The authorities tried to quell the protest by attempting to stop a rally headed for the Azad Kashmir capital of Muzaffarabad from Kotli and Poonch district and arresting around 70 JAAC activists during raids at their residences and those of their relatives in Muzaffarabad and Mirpur divisions, triggering serious clashes. The police fired teargas shells to disperse the protesting crowd, some of which also landed in a nearby school and injured several girls. A police officer who was deployed along with other police personnel to stop a rally was killed in Dadyal town while dozens of police were reported injured.

JAAC spokesperson Hafeez Hamdani told that the action committee had nothing to do with violence. He added: “It seems that such elements have been purposely planted in the ranks of protesters to bring a bad name to a struggle that aims nothing but the legitimate rights of the people.”

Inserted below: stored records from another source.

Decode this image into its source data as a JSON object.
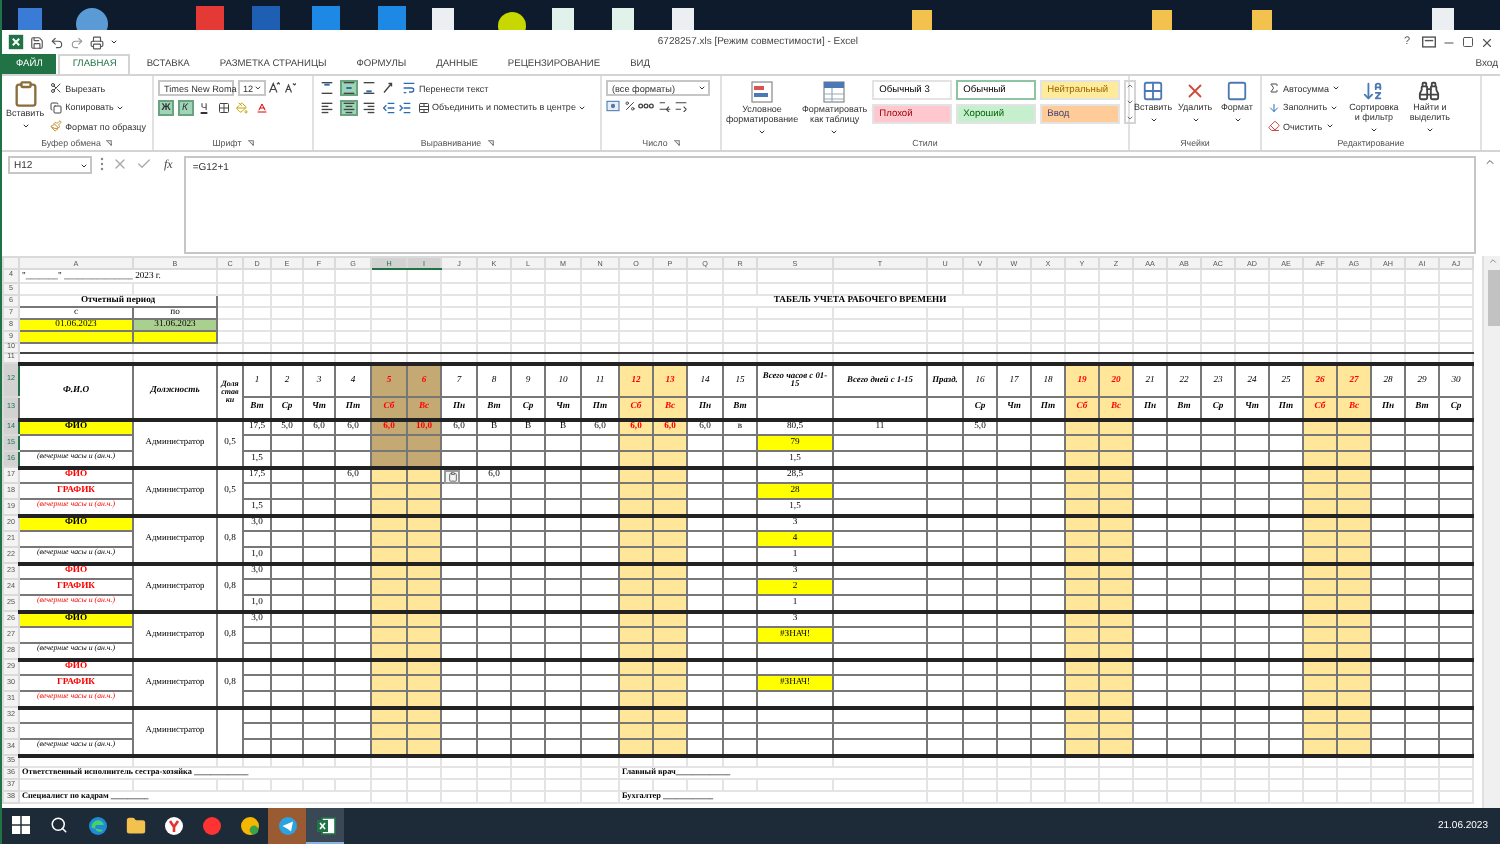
{
  "title_bar": {
    "title": "6728257.xls [Режим совместимости] - Excel",
    "help": "?"
  },
  "ribbon_tabs": [
    {
      "label": "ФАЙЛ",
      "kind": "file",
      "selected": false
    },
    {
      "label": "ГЛАВНАЯ",
      "kind": "tab",
      "selected": true
    },
    {
      "label": "ВСТАВКА",
      "kind": "tab",
      "selected": false
    },
    {
      "label": "РАЗМЕТКА СТРАНИЦЫ",
      "kind": "tab",
      "selected": false
    },
    {
      "label": "ФОРМУЛЫ",
      "kind": "tab",
      "selected": false
    },
    {
      "label": "ДАННЫЕ",
      "kind": "tab",
      "selected": false
    },
    {
      "label": "РЕЦЕНЗИРОВАНИЕ",
      "kind": "tab",
      "selected": false
    },
    {
      "label": "ВИД",
      "kind": "tab",
      "selected": false
    }
  ],
  "account": "Вход",
  "ribbon": {
    "clipboard": {
      "label": "Буфер обмена",
      "paste": "Вставить",
      "cut": "Вырезать",
      "copy": "Копировать",
      "painter": "Формат по образцу"
    },
    "font": {
      "label": "Шрифт",
      "name": "Times New Roma",
      "size": "12",
      "toggles": [
        {
          "label": "Ж",
          "kind": "bold",
          "on": true
        },
        {
          "label": "К",
          "kind": "italic",
          "on": true
        },
        {
          "label": "Ч",
          "kind": "underline",
          "on": false
        }
      ]
    },
    "alignment": {
      "label": "Выравнивание",
      "wrap": "Перенести текст",
      "merge": "Объединить и поместить в центре",
      "vertical": [
        {
          "kind": "top",
          "on": false
        },
        {
          "kind": "middle",
          "on": true
        },
        {
          "kind": "bottom",
          "on": false
        }
      ],
      "horizontal": [
        {
          "kind": "left",
          "on": false
        },
        {
          "kind": "center",
          "on": true
        },
        {
          "kind": "right",
          "on": false
        }
      ]
    },
    "number": {
      "label": "Число",
      "format": "(все форматы)"
    },
    "styles": {
      "label": "Стили",
      "conditional": "Условное форматирование",
      "as_table": "Форматировать как таблицу",
      "gallery": [
        {
          "label": "Обычный 3",
          "color": "#ffffff",
          "selected": false
        },
        {
          "label": "Обычный",
          "color": "#ffffff",
          "selected": true
        },
        {
          "label": "Нейтральный",
          "color": "#ffeb9c",
          "selected": false
        },
        {
          "label": "Плохой",
          "color": "#ffc7ce",
          "selected": false
        },
        {
          "label": "Хороший",
          "color": "#c6efce",
          "selected": false
        },
        {
          "label": "Ввод",
          "color": "#ffcc99",
          "selected": false
        }
      ]
    },
    "cells": {
      "label": "Ячейки",
      "buttons": [
        {
          "label": "Вставить",
          "kind": "insert"
        },
        {
          "label": "Удалить",
          "kind": "delete"
        },
        {
          "label": "Формат",
          "kind": "format"
        }
      ]
    },
    "editing": {
      "label": "Редактирование",
      "autosum": "Автосумма",
      "fill": "Заполнить",
      "clear": "Очистить",
      "sort": "Сортировка и фильтр",
      "find": "Найти и выделить"
    }
  },
  "formula_bar": {
    "name_box": "H12",
    "fx": "fx",
    "formula": "=G12+1"
  },
  "sheet": {
    "columns": [
      {
        "label": "A",
        "selected": false
      },
      {
        "label": "B",
        "selected": false
      },
      {
        "label": "C",
        "selected": false
      },
      {
        "label": "D",
        "selected": false
      },
      {
        "label": "E",
        "selected": false
      },
      {
        "label": "F",
        "selected": false
      },
      {
        "label": "G",
        "selected": false
      },
      {
        "label": "H",
        "selected": true
      },
      {
        "label": "I",
        "selected": true
      },
      {
        "label": "J",
        "selected": false
      },
      {
        "label": "K",
        "selected": false
      },
      {
        "label": "L",
        "selected": false
      },
      {
        "label": "M",
        "selected": false
      },
      {
        "label": "N",
        "selected": false
      },
      {
        "label": "O",
        "selected": false
      },
      {
        "label": "P",
        "selected": false
      },
      {
        "label": "Q",
        "selected": false
      },
      {
        "label": "R",
        "selected": false
      },
      {
        "label": "S",
        "selected": false
      },
      {
        "label": "T",
        "selected": false
      },
      {
        "label": "U",
        "selected": false
      },
      {
        "label": "V",
        "selected": false
      },
      {
        "label": "W",
        "selected": false
      },
      {
        "label": "X",
        "selected": false
      },
      {
        "label": "Y",
        "selected": false
      },
      {
        "label": "Z",
        "selected": false
      },
      {
        "label": "AA",
        "selected": false
      },
      {
        "label": "AB",
        "selected": false
      },
      {
        "label": "AC",
        "selected": false
      },
      {
        "label": "AD",
        "selected": false
      },
      {
        "label": "AE",
        "selected": false
      },
      {
        "label": "AF",
        "selected": false
      },
      {
        "label": "AG",
        "selected": false
      },
      {
        "label": "AH",
        "selected": false
      },
      {
        "label": "AI",
        "selected": false
      },
      {
        "label": "AJ",
        "selected": false
      }
    ],
    "rows": [
      {
        "label": "4",
        "selected": false
      },
      {
        "label": "5",
        "selected": false
      },
      {
        "label": "6",
        "selected": false
      },
      {
        "label": "7",
        "selected": false
      },
      {
        "label": "8",
        "selected": false
      },
      {
        "label": "9",
        "selected": false
      },
      {
        "label": "10",
        "selected": false
      },
      {
        "label": "11",
        "selected": false
      },
      {
        "label": "12",
        "selected": true
      },
      {
        "label": "13",
        "selected": true
      },
      {
        "label": "14",
        "selected": true
      },
      {
        "label": "15",
        "selected": true
      },
      {
        "label": "16",
        "selected": true
      },
      {
        "label": "17",
        "selected": false
      },
      {
        "label": "18",
        "selected": false
      },
      {
        "label": "19",
        "selected": false
      },
      {
        "label": "20",
        "selected": false
      },
      {
        "label": "21",
        "selected": false
      },
      {
        "label": "22",
        "selected": false
      },
      {
        "label": "23",
        "selected": false
      },
      {
        "label": "24",
        "selected": false
      },
      {
        "label": "25",
        "selected": false
      },
      {
        "label": "26",
        "selected": false
      },
      {
        "label": "27",
        "selected": false
      },
      {
        "label": "28",
        "selected": false
      },
      {
        "label": "29",
        "selected": false
      },
      {
        "label": "30",
        "selected": false
      },
      {
        "label": "31",
        "selected": false
      },
      {
        "label": "32",
        "selected": false
      },
      {
        "label": "33",
        "selected": false
      },
      {
        "label": "34",
        "selected": false
      },
      {
        "label": "35",
        "selected": false
      },
      {
        "label": "36",
        "selected": false
      },
      {
        "label": "37",
        "selected": false
      },
      {
        "label": "38",
        "selected": false
      }
    ],
    "date_line": "\"_______\" _______________ 2023 г.",
    "period": {
      "title": "Отчетный период",
      "cells": [
        {
          "label": "с",
          "value": "01.06.2023",
          "color": "#ffff00"
        },
        {
          "label": "по",
          "value": "31.06.2023",
          "color": "#a9d08e"
        }
      ]
    },
    "table_title": "ТАБЕЛЬ УЧЕТА РАБОЧЕГО ВРЕМЕНИ",
    "headers": {
      "name": "Ф.И.О",
      "position": "Должность",
      "rate": "Доля ставки",
      "total_hours": "Всего часов с 01-15",
      "total_days": "Всего дней с 1-15",
      "holiday": "Празд."
    },
    "days": [
      {
        "number": "1",
        "weekday": "Вт",
        "weekend": false
      },
      {
        "number": "2",
        "weekday": "Ср",
        "weekend": false
      },
      {
        "number": "3",
        "weekday": "Чт",
        "weekend": false
      },
      {
        "number": "4",
        "weekday": "Пт",
        "weekend": false
      },
      {
        "number": "5",
        "weekday": "Сб",
        "weekend": true
      },
      {
        "number": "6",
        "weekday": "Вс",
        "weekend": true
      },
      {
        "number": "7",
        "weekday": "Пн",
        "weekend": false
      },
      {
        "number": "8",
        "weekday": "Вт",
        "weekend": false
      },
      {
        "number": "9",
        "weekday": "Ср",
        "weekend": false
      },
      {
        "number": "10",
        "weekday": "Чт",
        "weekend": false
      },
      {
        "number": "11",
        "weekday": "Пт",
        "weekend": false
      },
      {
        "number": "12",
        "weekday": "Сб",
        "weekend": true
      },
      {
        "number": "13",
        "weekday": "Вс",
        "weekend": true
      },
      {
        "number": "14",
        "weekday": "Пн",
        "weekend": false
      },
      {
        "number": "15",
        "weekday": "Вт",
        "weekend": false
      },
      {
        "number": "16",
        "weekday": "Ср",
        "weekend": false
      },
      {
        "number": "17",
        "weekday": "Чт",
        "weekend": false
      },
      {
        "number": "18",
        "weekday": "Пт",
        "weekend": false
      },
      {
        "number": "19",
        "weekday": "Сб",
        "weekend": true
      },
      {
        "number": "20",
        "weekday": "Вс",
        "weekend": true
      },
      {
        "number": "21",
        "weekday": "Пн",
        "weekend": false
      },
      {
        "number": "22",
        "weekday": "Вт",
        "weekend": false
      },
      {
        "number": "23",
        "weekday": "Ср",
        "weekend": false
      },
      {
        "number": "24",
        "weekday": "Чт",
        "weekend": false
      },
      {
        "number": "25",
        "weekday": "Пт",
        "weekend": false
      },
      {
        "number": "26",
        "weekday": "Сб",
        "weekend": true
      },
      {
        "number": "27",
        "weekday": "Вс",
        "weekend": true
      },
      {
        "number": "28",
        "weekday": "Пн",
        "weekend": false
      },
      {
        "number": "29",
        "weekday": "Вт",
        "weekend": false
      },
      {
        "number": "30",
        "weekday": "Ср",
        "weekend": false
      }
    ],
    "employees": [
      {
        "kind": "highlighted",
        "name": "ФИО",
        "note": "(вечерние часы и (ан.ч.)",
        "position": "Администратор",
        "rate": "0,5",
        "rows": [
          {
            "cells": {
              "D": "17,5",
              "E": "5,0",
              "F": "6,0",
              "G": "6,0",
              "H": "6,0",
              "I": "10,0",
              "J": "6,0",
              "K": "В",
              "L": "В",
              "M": "В",
              "N": "6,0",
              "O": "6,0",
              "P": "6,0",
              "Q": "6,0",
              "R": "в",
              "S": "80,5",
              "T": "11",
              "V": "5,0"
            },
            "total_highlighted": false
          },
          {
            "cells": {
              "S": "79"
            },
            "total_highlighted": true
          },
          {
            "cells": {
              "D": "1,5",
              "S": "1,5"
            },
            "total_highlighted": false
          }
        ]
      },
      {
        "kind": "schedule",
        "name": "ФИО",
        "schedule_label": "ГРАФИК",
        "note": "(вечерние часы и (ан.ч.)",
        "position": "Администратор",
        "rate": "0,5",
        "rows": [
          {
            "cells": {
              "D": "17,5",
              "G": "6,0",
              "K": "6,0",
              "S": "28,5"
            },
            "total_highlighted": false
          },
          {
            "cells": {
              "S": "28"
            },
            "total_highlighted": true
          },
          {
            "cells": {
              "D": "1,5",
              "S": "1,5"
            },
            "total_highlighted": false
          }
        ]
      },
      {
        "kind": "highlighted",
        "name": "ФИО",
        "note": "(вечерние часы и (ан.ч.)",
        "position": "Администратор",
        "rate": "0,8",
        "rows": [
          {
            "cells": {
              "D": "3,0",
              "S": "3"
            },
            "total_highlighted": false
          },
          {
            "cells": {
              "S": "4"
            },
            "total_highlighted": true
          },
          {
            "cells": {
              "D": "1,0",
              "S": "1"
            },
            "total_highlighted": false
          }
        ]
      },
      {
        "kind": "schedule",
        "name": "ФИО",
        "schedule_label": "ГРАФИК",
        "note": "(вечерние часы и (ан.ч.)",
        "position": "Администратор",
        "rate": "0,8",
        "rows": [
          {
            "cells": {
              "D": "3,0",
              "S": "3"
            },
            "total_highlighted": false
          },
          {
            "cells": {
              "S": "2"
            },
            "total_highlighted": true
          },
          {
            "cells": {
              "D": "1,0",
              "S": "1"
            },
            "total_highlighted": false
          }
        ]
      },
      {
        "kind": "highlighted",
        "name": "ФИО",
        "note": "(вечерние часы и (ан.ч.)",
        "position": "Администратор",
        "rate": "0,8",
        "rows": [
          {
            "cells": {
              "D": "3,0",
              "S": "3"
            },
            "total_highlighted": false
          },
          {
            "cells": {
              "S": "#ЗНАЧ!"
            },
            "total_highlighted": true
          },
          {
            "total_highlighted": false
          }
        ]
      },
      {
        "kind": "schedule",
        "name": "ФИО",
        "schedule_label": "ГРАФИК",
        "note": "(вечерние часы и (ан.ч.)",
        "position": "Администратор",
        "rate": "0,8",
        "rows": [
          {
            "total_highlighted": false
          },
          {
            "cells": {
              "S": "#ЗНАЧ!"
            },
            "total_highlighted": true
          },
          {
            "total_highlighted": false
          }
        ]
      },
      {
        "kind": "empty",
        "note": "(вечерние часы и (ан.ч.)",
        "position": "Администратор",
        "rows": [
          {
            "total_highlighted": false
          },
          {
            "total_highlighted": false
          },
          {
            "total_highlighted": false
          }
        ]
      }
    ],
    "signatures": [
      {
        "left": "Ответственный исполнитель сестра-хозяйка _____________",
        "right": "Главный врач_____________"
      },
      {
        "left": "Специалист по кадрам _________",
        "right": "Бухгалтер ____________"
      }
    ]
  },
  "taskbar": {
    "apps": [
      {
        "kind": "start",
        "active": false,
        "flashing": false
      },
      {
        "kind": "search",
        "active": false,
        "flashing": false
      },
      {
        "kind": "edge",
        "active": false,
        "flashing": false
      },
      {
        "kind": "folder",
        "active": false,
        "flashing": false
      },
      {
        "kind": "browser",
        "active": false,
        "flashing": false
      },
      {
        "kind": "yandex",
        "active": false,
        "flashing": false
      },
      {
        "kind": "mail",
        "active": false,
        "flashing": false
      },
      {
        "kind": "telegram",
        "active": false,
        "flashing": true
      },
      {
        "kind": "excel",
        "active": true,
        "flashing": false
      }
    ],
    "date": "21.06.2023"
  }
}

The authorities also placed mounds of earth on roads leading to Muzaffarabad, as well as making more arrests, to prevent people from heading towards the state capital. The administration also implemented Section 144 of the Criminal Procedure Code in the region to restrict protests.


At least 85 individuals remain in military custody, a year on from the 9th May 2023 protests – that turned violent – after former Prime Minister Imran Khan’s arrest. During the protests, government buildings and even military installations were attacked. The military cracked down on protesters and they were charged under a section of the Official Secrets Act (OSA), which the government amended, among others, to broaden its scope in August 2023, nearly two months after most of the arrests had been made. The amended law punishes anyone who “approaches, inspects, passes over or is in the vicinity of, or enters, attacks, destroys or otherwise undermines any prohibited place”.

Their cases are currently on hold, due to a restraining order from the Supreme Court, which is currently hearing a case regarding the constitutionality of the military courts. According to Amnesty International, they have repeatedly been denied bail. The group raised concerns about the prolonged detention of women protesters, including PTI’s Sanam Javed, Yasmin Rashid and Alia Hamza.

Human rights groups have stated that trying civilians before military courts violates Pakistan’s obligations under international human rights law to ensure the due process and fair trial rights of criminal suspects. The Human Rights Committee, the international expert body authorised to monitor compliance with the ICCPR, has stated that the “trial of civilians in military or special courts may raise serious problems as far as the equitable, impartial and independent administration of justice is concerned.”